Reproduce the listing in full, exactly as written, but without images.

=== SUPPLIED RECORDS ===

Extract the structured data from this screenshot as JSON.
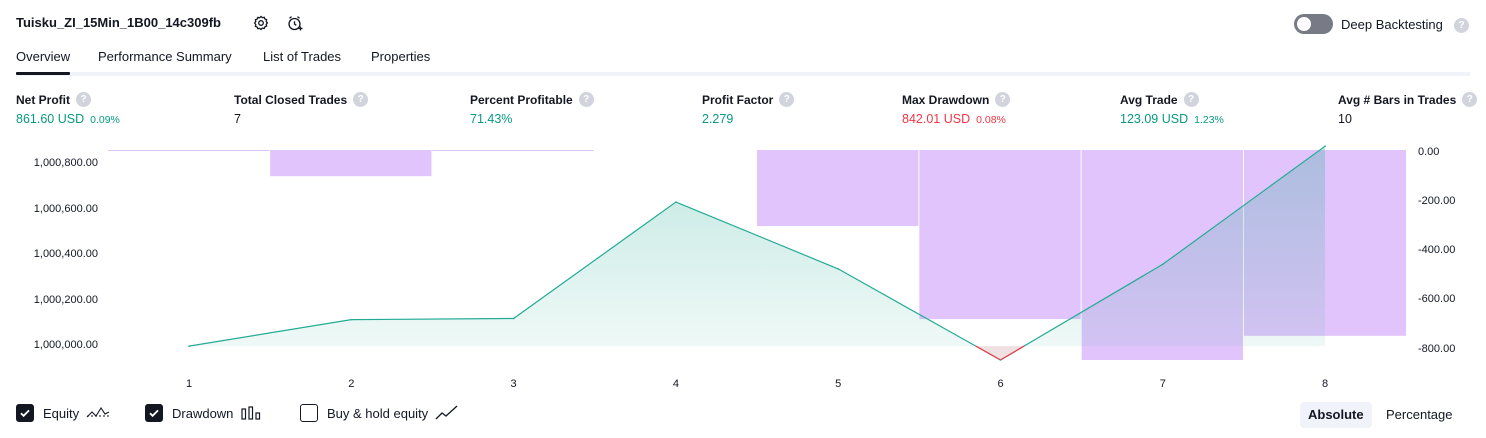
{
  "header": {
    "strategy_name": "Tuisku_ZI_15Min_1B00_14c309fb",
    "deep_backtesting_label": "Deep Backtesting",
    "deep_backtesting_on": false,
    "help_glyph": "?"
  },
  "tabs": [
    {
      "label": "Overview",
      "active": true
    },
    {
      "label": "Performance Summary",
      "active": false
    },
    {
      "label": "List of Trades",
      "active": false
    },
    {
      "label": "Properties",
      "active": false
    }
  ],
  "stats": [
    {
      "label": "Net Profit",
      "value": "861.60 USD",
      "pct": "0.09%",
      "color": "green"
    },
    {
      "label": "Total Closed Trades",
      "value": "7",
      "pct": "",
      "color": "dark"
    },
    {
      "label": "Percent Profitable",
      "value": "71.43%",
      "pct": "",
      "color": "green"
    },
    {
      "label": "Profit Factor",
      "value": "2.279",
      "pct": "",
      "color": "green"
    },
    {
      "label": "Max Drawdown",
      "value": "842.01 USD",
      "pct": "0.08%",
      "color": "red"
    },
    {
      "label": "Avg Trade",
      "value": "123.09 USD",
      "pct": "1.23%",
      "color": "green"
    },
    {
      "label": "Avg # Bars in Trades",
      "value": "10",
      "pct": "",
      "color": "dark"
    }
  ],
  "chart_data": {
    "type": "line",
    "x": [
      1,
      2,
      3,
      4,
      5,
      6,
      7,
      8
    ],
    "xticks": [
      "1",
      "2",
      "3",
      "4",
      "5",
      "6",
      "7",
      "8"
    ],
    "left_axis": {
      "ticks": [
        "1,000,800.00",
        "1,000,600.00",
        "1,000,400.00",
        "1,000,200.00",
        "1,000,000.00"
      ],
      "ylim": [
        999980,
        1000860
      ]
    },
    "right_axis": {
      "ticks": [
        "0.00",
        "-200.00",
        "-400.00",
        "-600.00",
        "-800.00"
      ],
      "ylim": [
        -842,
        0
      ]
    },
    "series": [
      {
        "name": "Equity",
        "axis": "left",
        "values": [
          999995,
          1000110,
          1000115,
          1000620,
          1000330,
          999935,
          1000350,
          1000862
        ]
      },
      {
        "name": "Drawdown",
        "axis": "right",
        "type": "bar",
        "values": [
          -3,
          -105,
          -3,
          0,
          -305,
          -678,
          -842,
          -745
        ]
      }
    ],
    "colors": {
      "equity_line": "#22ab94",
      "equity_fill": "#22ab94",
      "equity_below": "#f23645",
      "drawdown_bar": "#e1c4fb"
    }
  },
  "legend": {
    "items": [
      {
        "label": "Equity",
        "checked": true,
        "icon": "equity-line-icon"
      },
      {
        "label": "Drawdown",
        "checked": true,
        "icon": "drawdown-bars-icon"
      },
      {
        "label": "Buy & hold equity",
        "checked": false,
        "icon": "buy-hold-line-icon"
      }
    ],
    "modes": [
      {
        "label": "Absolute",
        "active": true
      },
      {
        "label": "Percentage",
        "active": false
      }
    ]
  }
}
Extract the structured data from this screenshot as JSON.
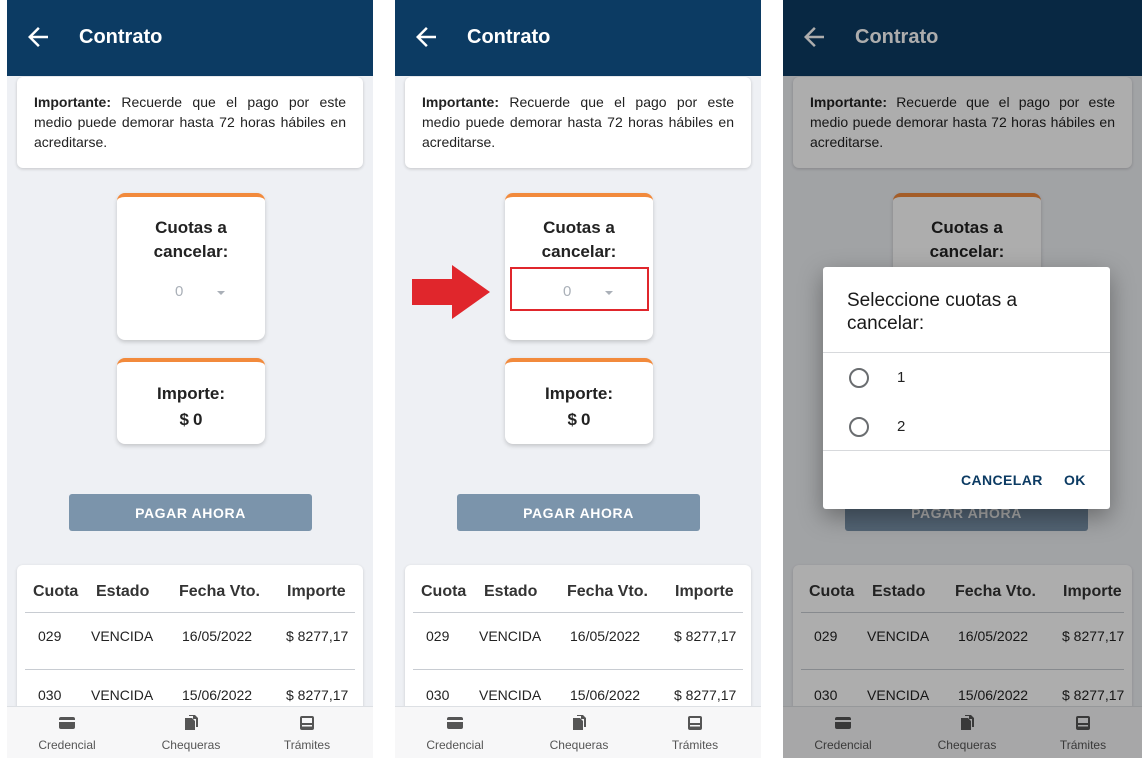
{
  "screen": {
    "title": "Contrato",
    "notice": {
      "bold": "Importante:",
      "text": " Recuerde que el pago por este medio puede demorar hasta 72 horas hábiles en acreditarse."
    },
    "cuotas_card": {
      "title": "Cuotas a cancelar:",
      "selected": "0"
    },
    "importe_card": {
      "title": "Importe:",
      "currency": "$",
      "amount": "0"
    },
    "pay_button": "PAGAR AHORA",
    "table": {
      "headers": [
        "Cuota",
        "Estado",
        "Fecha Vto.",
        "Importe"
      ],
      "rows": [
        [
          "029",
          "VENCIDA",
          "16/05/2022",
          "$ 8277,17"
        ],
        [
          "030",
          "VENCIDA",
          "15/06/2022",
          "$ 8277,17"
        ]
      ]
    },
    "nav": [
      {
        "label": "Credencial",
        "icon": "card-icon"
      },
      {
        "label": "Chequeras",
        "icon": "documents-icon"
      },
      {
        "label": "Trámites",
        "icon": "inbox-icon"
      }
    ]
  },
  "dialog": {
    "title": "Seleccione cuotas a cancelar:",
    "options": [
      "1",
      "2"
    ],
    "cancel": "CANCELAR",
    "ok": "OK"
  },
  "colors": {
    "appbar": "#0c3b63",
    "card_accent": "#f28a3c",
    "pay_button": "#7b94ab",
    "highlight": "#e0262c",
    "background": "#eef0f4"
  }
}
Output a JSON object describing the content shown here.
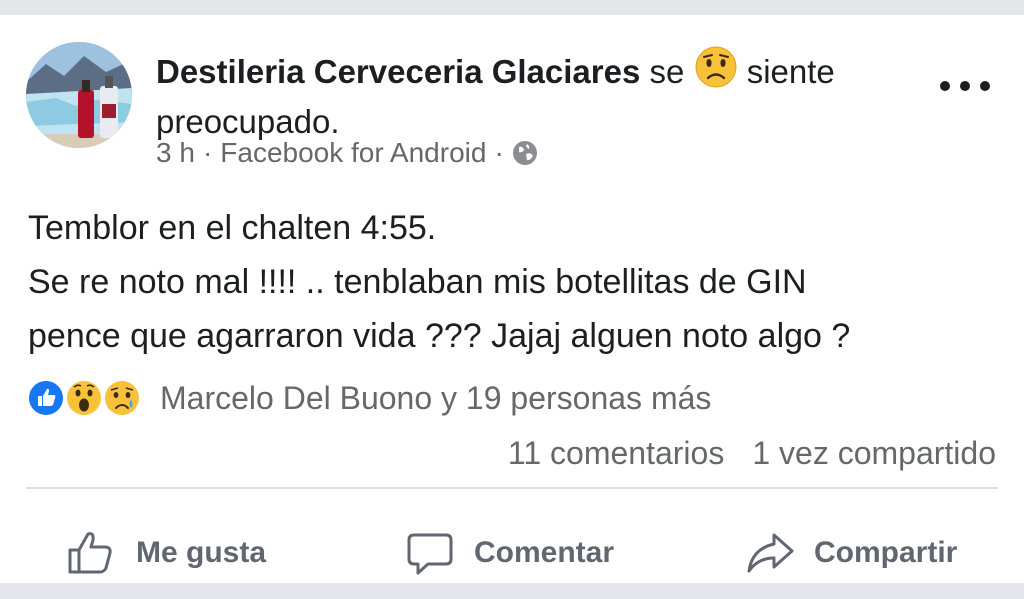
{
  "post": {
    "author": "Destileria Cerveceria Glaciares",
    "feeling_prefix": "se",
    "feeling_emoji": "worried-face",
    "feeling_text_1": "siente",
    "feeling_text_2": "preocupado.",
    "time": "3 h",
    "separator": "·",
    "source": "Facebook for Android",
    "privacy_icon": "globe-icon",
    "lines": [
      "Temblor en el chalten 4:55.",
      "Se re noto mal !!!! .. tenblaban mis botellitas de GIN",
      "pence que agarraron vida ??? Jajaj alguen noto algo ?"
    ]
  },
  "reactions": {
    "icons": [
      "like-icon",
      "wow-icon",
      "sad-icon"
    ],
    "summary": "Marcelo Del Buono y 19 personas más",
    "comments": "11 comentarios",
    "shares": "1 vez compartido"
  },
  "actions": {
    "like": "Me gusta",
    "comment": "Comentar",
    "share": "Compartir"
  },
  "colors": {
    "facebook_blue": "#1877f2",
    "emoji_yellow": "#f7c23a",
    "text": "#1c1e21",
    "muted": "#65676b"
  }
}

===

#### [SOLUTION TO THIS EXERCISE]
Extract the structured data from this screenshot as JSON.
{
  "header": {
    "strategy_name": "Tuisku_ZI_15Min_1B00_14c309fb",
    "deep_backtesting_label": "Deep Backtesting",
    "deep_backtesting_on": false,
    "help_glyph": "?"
  },
  "tabs": [
    {
      "label": "Overview",
      "active": true
    },
    {
      "label": "Performance Summary",
      "active": false
    },
    {
      "label": "List of Trades",
      "active": false
    },
    {
      "label": "Properties",
      "active": false
    }
  ],
  "stats": [
    {
      "label": "Net Profit",
      "value": "861.60 USD",
      "pct": "0.09%",
      "color": "green"
    },
    {
      "label": "Total Closed Trades",
      "value": "7",
      "pct": "",
      "color": "dark"
    },
    {
      "label": "Percent Profitable",
      "value": "71.43%",
      "pct": "",
      "color": "green"
    },
    {
      "label": "Profit Factor",
      "value": "2.279",
      "pct": "",
      "color": "green"
    },
    {
      "label": "Max Drawdown",
      "value": "842.01 USD",
      "pct": "0.08%",
      "color": "red"
    },
    {
      "label": "Avg Trade",
      "value": "123.09 USD",
      "pct": "1.23%",
      "color": "green"
    },
    {
      "label": "Avg # Bars in Trades",
      "value": "10",
      "pct": "",
      "color": "dark"
    }
  ],
  "chart_data": {
    "type": "line",
    "x": [
      1,
      2,
      3,
      4,
      5,
      6,
      7,
      8
    ],
    "xticks": [
      "1",
      "2",
      "3",
      "4",
      "5",
      "6",
      "7",
      "8"
    ],
    "left_axis": {
      "ticks": [
        "1,000,800.00",
        "1,000,600.00",
        "1,000,400.00",
        "1,000,200.00",
        "1,000,000.00"
      ],
      "ylim": [
        999980,
        1000860
      ]
    },
    "right_axis": {
      "ticks": [
        "0.00",
        "-200.00",
        "-400.00",
        "-600.00",
        "-800.00"
      ],
      "ylim": [
        -842,
        0
      ]
    },
    "series": [
      {
        "name": "Equity",
        "axis": "left",
        "values": [
          999995,
          1000110,
          1000115,
          1000620,
          1000330,
          999935,
          1000350,
          1000862
        ]
      },
      {
        "name": "Drawdown",
        "axis": "right",
        "type": "bar",
        "values": [
          -3,
          -105,
          -3,
          0,
          -305,
          -678,
          -842,
          -745
        ]
      }
    ],
    "colors": {
      "equity_line": "#22ab94",
      "equity_fill": "#22ab94",
      "equity_below": "#f23645",
      "drawdown_bar": "#e1c4fb"
    }
  },
  "legend": {
    "items": [
      {
        "label": "Equity",
        "checked": true,
        "icon": "equity-line-icon"
      },
      {
        "label": "Drawdown",
        "checked": true,
        "icon": "drawdown-bars-icon"
      },
      {
        "label": "Buy & hold equity",
        "checked": false,
        "icon": "buy-hold-line-icon"
      }
    ],
    "modes": [
      {
        "label": "Absolute",
        "active": true
      },
      {
        "label": "Percentage",
        "active": false
      }
    ]
  }
}
Extract the structured data from this screenshot as JSON.
{
  "screen": {
    "title": "Contrato",
    "notice": {
      "bold": "Importante:",
      "text": " Recuerde que el pago por este medio puede demorar hasta 72 horas hábiles en acreditarse."
    },
    "cuotas_card": {
      "title": "Cuotas a cancelar:",
      "selected": "0"
    },
    "importe_card": {
      "title": "Importe:",
      "currency": "$",
      "amount": "0"
    },
    "pay_button": "PAGAR AHORA",
    "table": {
      "headers": [
        "Cuota",
        "Estado",
        "Fecha Vto.",
        "Importe"
      ],
      "rows": [
        [
          "029",
          "VENCIDA",
          "16/05/2022",
          "$ 8277,17"
        ],
        [
          "030",
          "VENCIDA",
          "15/06/2022",
          "$ 8277,17"
        ]
      ]
    },
    "nav": [
      {
        "label": "Credencial",
        "icon": "card-icon"
      },
      {
        "label": "Chequeras",
        "icon": "documents-icon"
      },
      {
        "label": "Trámites",
        "icon": "inbox-icon"
      }
    ]
  },
  "dialog": {
    "title": "Seleccione cuotas a cancelar:",
    "options": [
      "1",
      "2"
    ],
    "cancel": "CANCELAR",
    "ok": "OK"
  },
  "colors": {
    "appbar": "#0c3b63",
    "card_accent": "#f28a3c",
    "pay_button": "#7b94ab",
    "highlight": "#e0262c",
    "background": "#eef0f4"
  }
}
Output a JSON object describing the content shown here.
{
  "post": {
    "author": "Destileria Cerveceria Glaciares",
    "feeling_prefix": "se",
    "feeling_emoji": "worried-face",
    "feeling_text_1": "siente",
    "feeling_text_2": "preocupado.",
    "time": "3 h",
    "separator": "·",
    "source": "Facebook for Android",
    "privacy_icon": "globe-icon",
    "lines": [
      "Temblor en el chalten 4:55.",
      "Se re noto mal !!!! .. tenblaban mis botellitas de GIN",
      "pence que agarraron vida ??? Jajaj alguen noto algo ?"
    ]
  },
  "reactions": {
    "icons": [
      "like-icon",
      "wow-icon",
      "sad-icon"
    ],
    "summary": "Marcelo Del Buono y 19 personas más",
    "comments": "11 comentarios",
    "shares": "1 vez compartido"
  },
  "actions": {
    "like": "Me gusta",
    "comment": "Comentar",
    "share": "Compartir"
  },
  "colors": {
    "facebook_blue": "#1877f2",
    "emoji_yellow": "#f7c23a",
    "text": "#1c1e21",
    "muted": "#65676b"
  }
}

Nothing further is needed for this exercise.